The Falcon and the Falconer: Personal and Universal Aspects of Bird Symbolism in the Poetry of W B Yeats

Marcus Sly


There are myriad birds scattered throughout William Butler Yeats’s plays and poetry. In the lyric poems alone there are over 90 references to birds of one type or another, ranging from familiar native wildfowl—jackdaws, ravens, doves, sparrows, moorhens—to the famous golden bird of Byzantium that was “Planted on the starlit golden bough” to “scorn aloud / In glory of changeless metal”.

There has been a good deal of scholarly attention paid to the golden bird, and the famous swans that are particularly associated with Yeats’s verse, but less has been written about many of his other symbolic birds, and I have not found any broad survey of the place of birds as a whole in his symbolic system.

This is a shortfall I seek to make up in this dissertation.

I ask why birds appeared to him as such promising symbolic material: Yeats tended to draw from a relatively small stock of primary symbols which he used over and over again, and these symbols—rose, stone, tower, bird, mask, tree —consequently came to carry an enormous and evolving weight of meaning within his work. What was it about birds, and bird imagery, which appealed to him enough for them to be given a central place among these other prominent symbols? And how did he make use of bird symbolism to illuminate the personal and universal issues that concerned him?

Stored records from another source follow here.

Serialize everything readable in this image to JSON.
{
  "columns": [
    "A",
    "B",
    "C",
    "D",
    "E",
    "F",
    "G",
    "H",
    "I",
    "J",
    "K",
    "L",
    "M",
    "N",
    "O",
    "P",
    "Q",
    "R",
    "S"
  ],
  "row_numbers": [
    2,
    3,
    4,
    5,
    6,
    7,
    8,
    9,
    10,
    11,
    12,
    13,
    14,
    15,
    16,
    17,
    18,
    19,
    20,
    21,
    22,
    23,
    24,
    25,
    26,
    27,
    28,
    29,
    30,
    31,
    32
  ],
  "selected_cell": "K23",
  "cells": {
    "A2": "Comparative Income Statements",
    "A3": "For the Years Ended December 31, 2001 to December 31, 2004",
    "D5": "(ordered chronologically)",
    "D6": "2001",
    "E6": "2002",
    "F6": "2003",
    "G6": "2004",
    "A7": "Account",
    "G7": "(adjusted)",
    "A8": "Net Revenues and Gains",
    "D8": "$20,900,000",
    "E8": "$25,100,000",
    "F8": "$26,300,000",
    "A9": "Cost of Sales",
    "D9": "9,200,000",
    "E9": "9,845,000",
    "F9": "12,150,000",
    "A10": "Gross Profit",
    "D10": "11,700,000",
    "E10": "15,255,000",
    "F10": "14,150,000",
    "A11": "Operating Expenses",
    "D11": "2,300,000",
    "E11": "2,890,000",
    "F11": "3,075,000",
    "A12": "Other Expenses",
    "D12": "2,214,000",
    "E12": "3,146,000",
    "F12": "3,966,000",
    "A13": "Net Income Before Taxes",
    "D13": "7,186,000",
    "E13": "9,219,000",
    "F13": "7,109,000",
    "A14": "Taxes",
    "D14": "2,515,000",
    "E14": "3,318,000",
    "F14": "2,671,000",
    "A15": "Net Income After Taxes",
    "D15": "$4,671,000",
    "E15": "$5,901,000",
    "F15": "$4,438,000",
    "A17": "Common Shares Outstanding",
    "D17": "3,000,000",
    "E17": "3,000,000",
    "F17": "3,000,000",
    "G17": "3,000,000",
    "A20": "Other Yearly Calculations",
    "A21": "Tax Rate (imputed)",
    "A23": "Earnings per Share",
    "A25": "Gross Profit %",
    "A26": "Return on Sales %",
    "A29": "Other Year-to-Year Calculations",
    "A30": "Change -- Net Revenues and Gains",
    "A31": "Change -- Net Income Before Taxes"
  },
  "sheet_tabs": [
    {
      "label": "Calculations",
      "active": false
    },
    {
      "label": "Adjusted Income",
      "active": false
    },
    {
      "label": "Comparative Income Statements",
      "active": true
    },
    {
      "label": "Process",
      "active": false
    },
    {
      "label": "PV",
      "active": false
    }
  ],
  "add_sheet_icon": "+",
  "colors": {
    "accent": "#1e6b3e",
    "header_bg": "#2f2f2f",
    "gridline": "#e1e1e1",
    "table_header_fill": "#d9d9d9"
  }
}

Marcus Sly is a therapist, Alexander Technique teacher and writer. He is also the owner and editor of Anima Poetry Press.